The chief executive of Vauxhall-owner PSA says it could move all production from its Ellesmere Port factory if Brexit makes it unprofitable.
Carlos Tavares told the Financial Times that the carmaker has alternatives to the plant which it could use.
The move would probably lead to the closure of the site, the FT said, threatening 1,000 jobs.
That would leave Vauxhall's Luton-based van plant as its last presence in the UK.
"Frankly I would prefer to put it [the Astra car] in Ellesmere Port, but if the conditions are bad and I cannot make it profitable, then I have to protect the rest of the company and I will not do it," Mr Tavares told the paper.

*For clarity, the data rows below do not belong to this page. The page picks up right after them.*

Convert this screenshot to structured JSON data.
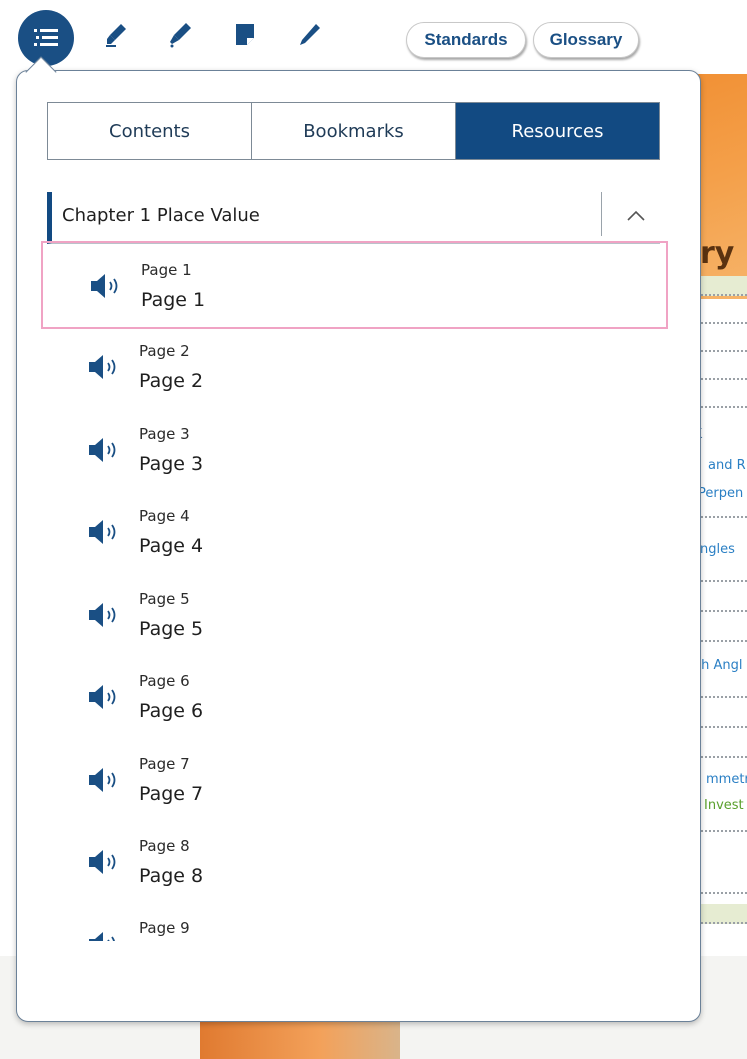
{
  "toolbar": {
    "toc_button": "table-of-contents-icon",
    "tools": [
      "highlighter-icon",
      "marker-icon",
      "note-icon",
      "pen-icon"
    ],
    "standards_label": "Standards",
    "glossary_label": "Glossary"
  },
  "background": {
    "title_fragment": "ry",
    "blue_fragments": [
      "k",
      "and R",
      "Perpen",
      "ngles",
      "th Angl",
      "mmetr"
    ],
    "green_fragments": [
      "Invest"
    ]
  },
  "panel": {
    "tabs": [
      {
        "label": "Contents",
        "active": false
      },
      {
        "label": "Bookmarks",
        "active": false
      },
      {
        "label": "Resources",
        "active": true
      }
    ],
    "chapter": {
      "title": "Chapter 1 Place Value",
      "toggle_icon": "chevron-up-icon"
    },
    "items": [
      {
        "small": "Page 1",
        "big": "Page 1",
        "icon": "audio-icon",
        "selected": true
      },
      {
        "small": "Page 2",
        "big": "Page 2",
        "icon": "audio-icon",
        "selected": false
      },
      {
        "small": "Page 3",
        "big": "Page 3",
        "icon": "audio-icon",
        "selected": false
      },
      {
        "small": "Page 4",
        "big": "Page 4",
        "icon": "audio-icon",
        "selected": false
      },
      {
        "small": "Page 5",
        "big": "Page 5",
        "icon": "audio-icon",
        "selected": false
      },
      {
        "small": "Page 6",
        "big": "Page 6",
        "icon": "audio-icon",
        "selected": false
      },
      {
        "small": "Page 7",
        "big": "Page 7",
        "icon": "audio-icon",
        "selected": false
      },
      {
        "small": "Page 8",
        "big": "Page 8",
        "icon": "audio-icon",
        "selected": false
      },
      {
        "small": "Page 9",
        "big": "",
        "icon": "audio-icon",
        "selected": false
      }
    ]
  },
  "colors": {
    "accent": "#124a82",
    "selection_border": "#f0a3c4",
    "audio_icon": "#1a4f84"
  }
}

"We have an alternative to Ellesmere Port."
In June, the carmaker announced plans to manufacture the next generation of the Astra, its best selling car, in Ellesmere Port and another factory in Germany. At the time, it warned that its decision would depend on the final Brexit terms.
However, Mr Tavares has now gone further, indicating that the firm has another plant in mind should the UK leave the EU without a deal.

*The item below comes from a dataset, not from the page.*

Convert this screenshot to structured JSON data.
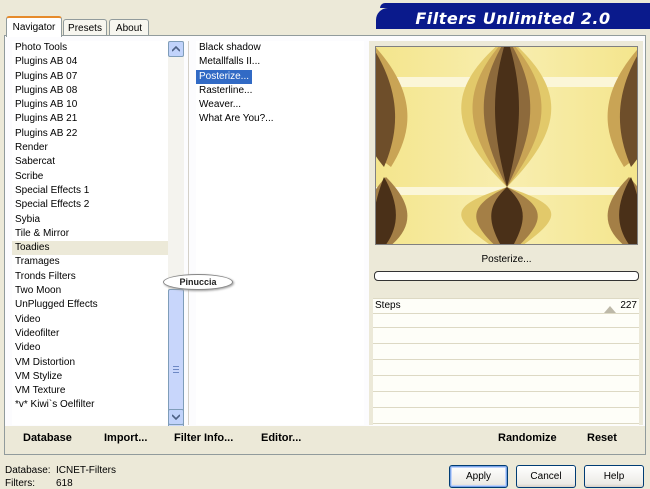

In an official statement on Monday, PSA confirmed the group was still looking to manufacture the next-generation Astra at Russelsheim and Ellesmere Port.
But it warned that the final decision on the role of the Ellesmere Port plant would be conditional on the "final terms of the UK's exit from the European Union".
"PSA Groupe has put in to place a comprehensive 'no-deal' contingency plan that covers human resources, taxation, customs, logistics, production, regulation, supply chain and IT," it added.
The firm said it would closely monitor political developments and engage with politicians to understand the various potential Brexit outcomes.
At the weekend, Michael Gove, who has been charged by Prime Minister Boris Johnson to prepare for leaving the EU with no deal, said the government was now "working on the assumption" of a no-deal Brexit.
Mr Gove said his team still aimed to come to an agreement with Brussels, but writing in the Sunday Times, he added: "No deal is now a very real prospect."
Steve Turner, assistant general secretary of Unite, said the union and PSA had been in positive discussions about a new vehicle agreement and securing new models for the Ellesmere Port plant.
"All that hard work is now hanging by a thread as Boris Johnson and his government of hard Brexiteers play no-deal roulette with the livelihoods of thousands of Vauxhall workers and their colleagues in the supply chain," he added.
"A no-deal Brexit, or a deal that throws up barriers and tariffs, would be catastrophic for Vauxhall's Ellesmere Port workers and the UK car industry and make plants inefficient, components less attractive and cars built in the UK more expensive for export."
A spokesperson for the Department for Business, Energy and Industrial Strategy said: "The UK automotive industry remains one of our great success stories.
"We are at the forefront of designing and manufacturing cutting-edge vehicles, and we continue to talk to industry, including the automotive sector, in the run-up to exit day, to ensure they are prepared to maximise the opportunities of our exit from the EU."
By Theo Leggett, BBC business correspondent
This isn't the first time Carlos Tavares has warned about the impact of a no-deal Brexit on Vauxhall, but it is the most explicit threat he's made so far.
Last year, for example, he told me there could be "dramatic consequences" for the firm's UK plants, but refused to specify what those consequences might be.
Now he is being specific. Production of the next generation Vauxhall Astra could be moved from Ellesmere Port to another plant in southern Europe.
Yet it is only a month since PSA Group first unveiled its plans to build the new car in Cheshire. So what's changed?
In a word, nothing. That decision was always contingent on a suitable Brexit arrangement being reached to safeguard frictionless trade across the Channel. At the time, company insiders said no-deal was not an option.
Now, with a new Prime Minister in office, Mr Tavares is offering him a clear-cut choice. Get a deal, and the future of the plant could be secured. Go for no-deal and - he says - the work will go elsewhere.
'Not an option'
The Confederation of British Industry has warned the government that neither the UK or EU is ready for a no-deal Brexit.
And the car industry lobby group, the Society of Motor Manufacturers and Traders warned on Friday that "no-deal Brexit is simply not an option."
Car production has been falling in the UK over the past year, amid increasing pleas from the industry for a Brexit deal.
The UK's automotive industry has received a series of blows in recent months, with Honda announcing it will close its Swindon plant in 2021.
Ford also said its Bridgend engine plant in south Wales would close in September 2020 with the loss of 1,700 jobs.
Japanese car producers, including Nissan, have said that Brexit uncertainty is not helping them "plan for the future".
Earlier this year, Nissan opted to build the next X-Trail model in Japan, rather than in Sunderland.